▶ [Brief]: Repeat the records below verbatim and include no pictures.

━━ Material for this exercise

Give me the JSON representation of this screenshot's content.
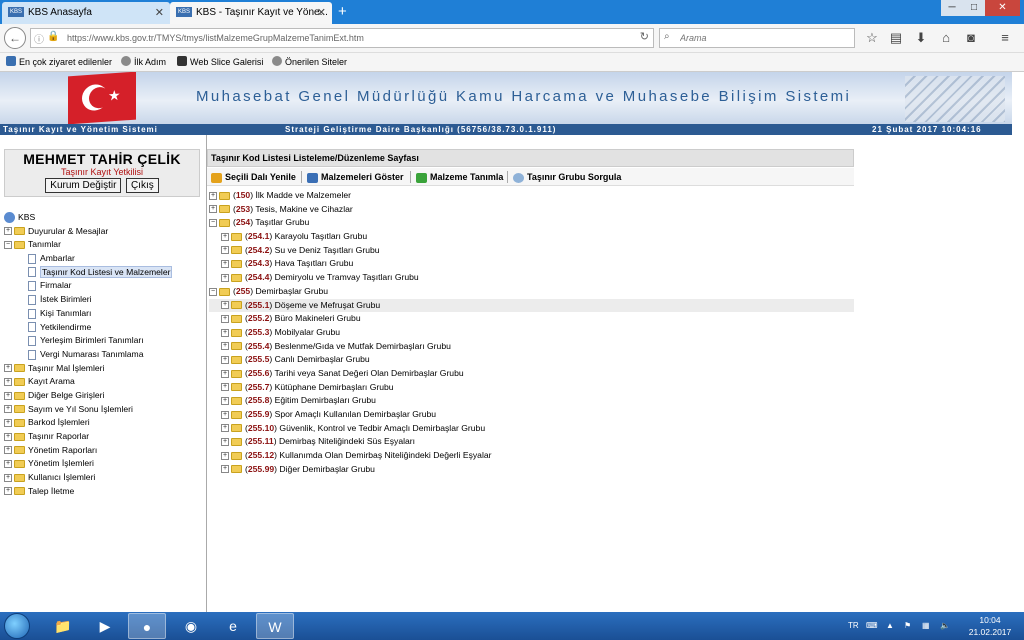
{
  "browser": {
    "tabs": [
      {
        "label": "KBS Anasayfa",
        "favicon": "KBS"
      },
      {
        "label": "KBS - Taşınır Kayıt ve Yöne...",
        "favicon": "KBS"
      }
    ],
    "url": "https://www.kbs.gov.tr/TMYS/tmys/listMalzemeGrupMalzemeTanimExt.htm",
    "search_placeholder": "Arama",
    "bookmarks": [
      "En çok ziyaret edilenler",
      "İlk Adım",
      "Web Slice Galerisi",
      "Önerilen Siteler"
    ]
  },
  "banner": {
    "title": "Muhasebat Genel Müdürlüğü Kamu Harcama ve Muhasebe Bilişim Sistemi",
    "system": "Taşınır Kayıt ve Yönetim Sistemi",
    "department": "Strateji Geliştirme Daire Başkanlığı (56756/38.73.0.1.911)",
    "datetime": "21 Şubat 2017 10:04:16",
    "colors": {
      "strip": "#2c5a92",
      "title": "#2d5f96"
    }
  },
  "user": {
    "name": "MEHMET TAHİR ÇELİK",
    "role": "Taşınır Kayıt Yetkilisi",
    "change_button": "Kurum Değiştir",
    "logout_button": "Çıkış"
  },
  "nav": {
    "root": "KBS",
    "items": [
      {
        "label": "Duyurular & Mesajlar",
        "state": "collapsed"
      },
      {
        "label": "Tanımlar",
        "state": "expanded",
        "children": [
          "Ambarlar",
          "Taşınır Kod Listesi ve Malzemeler",
          "Firmalar",
          "İstek Birimleri",
          "Kişi Tanımları",
          "Yetkilendirme",
          "Yerleşim Birimleri Tanımları",
          "Vergi Numarası Tanımlama"
        ],
        "selected_child": "Taşınır Kod Listesi ve Malzemeler"
      },
      {
        "label": "Taşınır Mal İşlemleri",
        "state": "collapsed"
      },
      {
        "label": "Kayıt Arama",
        "state": "collapsed"
      },
      {
        "label": "Diğer Belge Girişleri",
        "state": "collapsed"
      },
      {
        "label": "Sayım ve Yıl Sonu İşlemleri",
        "state": "collapsed"
      },
      {
        "label": "Barkod İşlemleri",
        "state": "collapsed"
      },
      {
        "label": "Taşınır Raporlar",
        "state": "collapsed"
      },
      {
        "label": "Yönetim Raporları",
        "state": "collapsed"
      },
      {
        "label": "Yönetim İşlemleri",
        "state": "collapsed"
      },
      {
        "label": "Kullanıcı İşlemleri",
        "state": "collapsed"
      },
      {
        "label": "Talep İletme",
        "state": "collapsed"
      }
    ]
  },
  "page": {
    "title": "Taşınır Kod Listesi Listeleme/Düzenleme Sayfası",
    "toolbar": [
      "Seçili Dalı Yenile",
      "Malzemeleri Göster",
      "Malzeme Tanımla",
      "Taşınır Grubu Sorgula"
    ]
  },
  "code_tree": [
    {
      "level": 0,
      "code": "150",
      "name": "İlk Madde ve Malzemeler",
      "state": "collapsed"
    },
    {
      "level": 0,
      "code": "253",
      "name": "Tesis, Makine ve Cihazlar",
      "state": "collapsed"
    },
    {
      "level": 0,
      "code": "254",
      "name": "Taşıtlar Grubu",
      "state": "expanded"
    },
    {
      "level": 1,
      "code": "254.1",
      "name": "Karayolu Taşıtları Grubu",
      "state": "collapsed"
    },
    {
      "level": 1,
      "code": "254.2",
      "name": "Su ve Deniz Taşıtları Grubu",
      "state": "collapsed"
    },
    {
      "level": 1,
      "code": "254.3",
      "name": "Hava Taşıtları Grubu",
      "state": "collapsed"
    },
    {
      "level": 1,
      "code": "254.4",
      "name": "Demiryolu ve Tramvay Taşıtları Grubu",
      "state": "collapsed"
    },
    {
      "level": 0,
      "code": "255",
      "name": "Demirbaşlar Grubu",
      "state": "expanded"
    },
    {
      "level": 1,
      "code": "255.1",
      "name": "Döşeme ve Mefruşat Grubu",
      "state": "collapsed",
      "highlighted": true
    },
    {
      "level": 1,
      "code": "255.2",
      "name": "Büro Makineleri Grubu",
      "state": "collapsed"
    },
    {
      "level": 1,
      "code": "255.3",
      "name": "Mobilyalar Grubu",
      "state": "collapsed"
    },
    {
      "level": 1,
      "code": "255.4",
      "name": "Beslenme/Gıda ve Mutfak Demirbaşları Grubu",
      "state": "collapsed"
    },
    {
      "level": 1,
      "code": "255.5",
      "name": "Canlı Demirbaşlar Grubu",
      "state": "collapsed"
    },
    {
      "level": 1,
      "code": "255.6",
      "name": "Tarihi veya Sanat Değeri Olan Demirbaşlar Grubu",
      "state": "collapsed"
    },
    {
      "level": 1,
      "code": "255.7",
      "name": "Kütüphane Demirbaşları Grubu",
      "state": "collapsed"
    },
    {
      "level": 1,
      "code": "255.8",
      "name": "Eğitim Demirbaşları Grubu",
      "state": "collapsed"
    },
    {
      "level": 1,
      "code": "255.9",
      "name": "Spor Amaçlı Kullanılan Demirbaşlar Grubu",
      "state": "collapsed"
    },
    {
      "level": 1,
      "code": "255.10",
      "name": "Güvenlik, Kontrol ve Tedbir Amaçlı Demirbaşlar Grubu",
      "state": "collapsed"
    },
    {
      "level": 1,
      "code": "255.11",
      "name": "Demirbaş Niteliğindeki Süs Eşyaları",
      "state": "collapsed"
    },
    {
      "level": 1,
      "code": "255.12",
      "name": "Kullanımda Olan Demirbaş Niteliğindeki Değerli Eşyalar",
      "state": "collapsed"
    },
    {
      "level": 1,
      "code": "255.99",
      "name": "Diğer Demirbaşlar Grubu",
      "state": "collapsed"
    }
  ],
  "taskbar": {
    "lang": "TR",
    "time": "10:04",
    "date": "21.02.2017"
  }
}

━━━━

▶ [Task result]:
Give me the JSON representation of this screenshot's content.
{
  "browser": {
    "tabs": [
      {
        "label": "KBS Anasayfa",
        "favicon": "KBS"
      },
      {
        "label": "KBS - Taşınır Kayıt ve Yöne...",
        "favicon": "KBS"
      }
    ],
    "url": "https://www.kbs.gov.tr/TMYS/tmys/listMalzemeGrupMalzemeTanimExt.htm",
    "search_placeholder": "Arama",
    "bookmarks": [
      "En çok ziyaret edilenler",
      "İlk Adım",
      "Web Slice Galerisi",
      "Önerilen Siteler"
    ]
  },
  "banner": {
    "title": "Muhasebat Genel Müdürlüğü Kamu Harcama ve Muhasebe Bilişim Sistemi",
    "system": "Taşınır Kayıt ve Yönetim Sistemi",
    "department": "Strateji Geliştirme Daire Başkanlığı (56756/38.73.0.1.911)",
    "datetime": "21 Şubat 2017 10:04:16",
    "colors": {
      "strip": "#2c5a92",
      "title": "#2d5f96"
    }
  },
  "user": {
    "name": "MEHMET TAHİR ÇELİK",
    "role": "Taşınır Kayıt Yetkilisi",
    "change_button": "Kurum Değiştir",
    "logout_button": "Çıkış"
  },
  "nav": {
    "root": "KBS",
    "items": [
      {
        "label": "Duyurular & Mesajlar",
        "state": "collapsed"
      },
      {
        "label": "Tanımlar",
        "state": "expanded",
        "children": [
          "Ambarlar",
          "Taşınır Kod Listesi ve Malzemeler",
          "Firmalar",
          "İstek Birimleri",
          "Kişi Tanımları",
          "Yetkilendirme",
          "Yerleşim Birimleri Tanımları",
          "Vergi Numarası Tanımlama"
        ],
        "selected_child": "Taşınır Kod Listesi ve Malzemeler"
      },
      {
        "label": "Taşınır Mal İşlemleri",
        "state": "collapsed"
      },
      {
        "label": "Kayıt Arama",
        "state": "collapsed"
      },
      {
        "label": "Diğer Belge Girişleri",
        "state": "collapsed"
      },
      {
        "label": "Sayım ve Yıl Sonu İşlemleri",
        "state": "collapsed"
      },
      {
        "label": "Barkod İşlemleri",
        "state": "collapsed"
      },
      {
        "label": "Taşınır Raporlar",
        "state": "collapsed"
      },
      {
        "label": "Yönetim Raporları",
        "state": "collapsed"
      },
      {
        "label": "Yönetim İşlemleri",
        "state": "collapsed"
      },
      {
        "label": "Kullanıcı İşlemleri",
        "state": "collapsed"
      },
      {
        "label": "Talep İletme",
        "state": "collapsed"
      }
    ]
  },
  "page": {
    "title": "Taşınır Kod Listesi Listeleme/Düzenleme Sayfası",
    "toolbar": [
      "Seçili Dalı Yenile",
      "Malzemeleri Göster",
      "Malzeme Tanımla",
      "Taşınır Grubu Sorgula"
    ]
  },
  "code_tree": [
    {
      "level": 0,
      "code": "150",
      "name": "İlk Madde ve Malzemeler",
      "state": "collapsed"
    },
    {
      "level": 0,
      "code": "253",
      "name": "Tesis, Makine ve Cihazlar",
      "state": "collapsed"
    },
    {
      "level": 0,
      "code": "254",
      "name": "Taşıtlar Grubu",
      "state": "expanded"
    },
    {
      "level": 1,
      "code": "254.1",
      "name": "Karayolu Taşıtları Grubu",
      "state": "collapsed"
    },
    {
      "level": 1,
      "code": "254.2",
      "name": "Su ve Deniz Taşıtları Grubu",
      "state": "collapsed"
    },
    {
      "level": 1,
      "code": "254.3",
      "name": "Hava Taşıtları Grubu",
      "state": "collapsed"
    },
    {
      "level": 1,
      "code": "254.4",
      "name": "Demiryolu ve Tramvay Taşıtları Grubu",
      "state": "collapsed"
    },
    {
      "level": 0,
      "code": "255",
      "name": "Demirbaşlar Grubu",
      "state": "expanded"
    },
    {
      "level": 1,
      "code": "255.1",
      "name": "Döşeme ve Mefruşat Grubu",
      "state": "collapsed",
      "highlighted": true
    },
    {
      "level": 1,
      "code": "255.2",
      "name": "Büro Makineleri Grubu",
      "state": "collapsed"
    },
    {
      "level": 1,
      "code": "255.3",
      "name": "Mobilyalar Grubu",
      "state": "collapsed"
    },
    {
      "level": 1,
      "code": "255.4",
      "name": "Beslenme/Gıda ve Mutfak Demirbaşları Grubu",
      "state": "collapsed"
    },
    {
      "level": 1,
      "code": "255.5",
      "name": "Canlı Demirbaşlar Grubu",
      "state": "collapsed"
    },
    {
      "level": 1,
      "code": "255.6",
      "name": "Tarihi veya Sanat Değeri Olan Demirbaşlar Grubu",
      "state": "collapsed"
    },
    {
      "level": 1,
      "code": "255.7",
      "name": "Kütüphane Demirbaşları Grubu",
      "state": "collapsed"
    },
    {
      "level": 1,
      "code": "255.8",
      "name": "Eğitim Demirbaşları Grubu",
      "state": "collapsed"
    },
    {
      "level": 1,
      "code": "255.9",
      "name": "Spor Amaçlı Kullanılan Demirbaşlar Grubu",
      "state": "collapsed"
    },
    {
      "level": 1,
      "code": "255.10",
      "name": "Güvenlik, Kontrol ve Tedbir Amaçlı Demirbaşlar Grubu",
      "state": "collapsed"
    },
    {
      "level": 1,
      "code": "255.11",
      "name": "Demirbaş Niteliğindeki Süs Eşyaları",
      "state": "collapsed"
    },
    {
      "level": 1,
      "code": "255.12",
      "name": "Kullanımda Olan Demirbaş Niteliğindeki Değerli Eşyalar",
      "state": "collapsed"
    },
    {
      "level": 1,
      "code": "255.99",
      "name": "Diğer Demirbaşlar Grubu",
      "state": "collapsed"
    }
  ],
  "taskbar": {
    "lang": "TR",
    "time": "10:04",
    "date": "21.02.2017"
  }
}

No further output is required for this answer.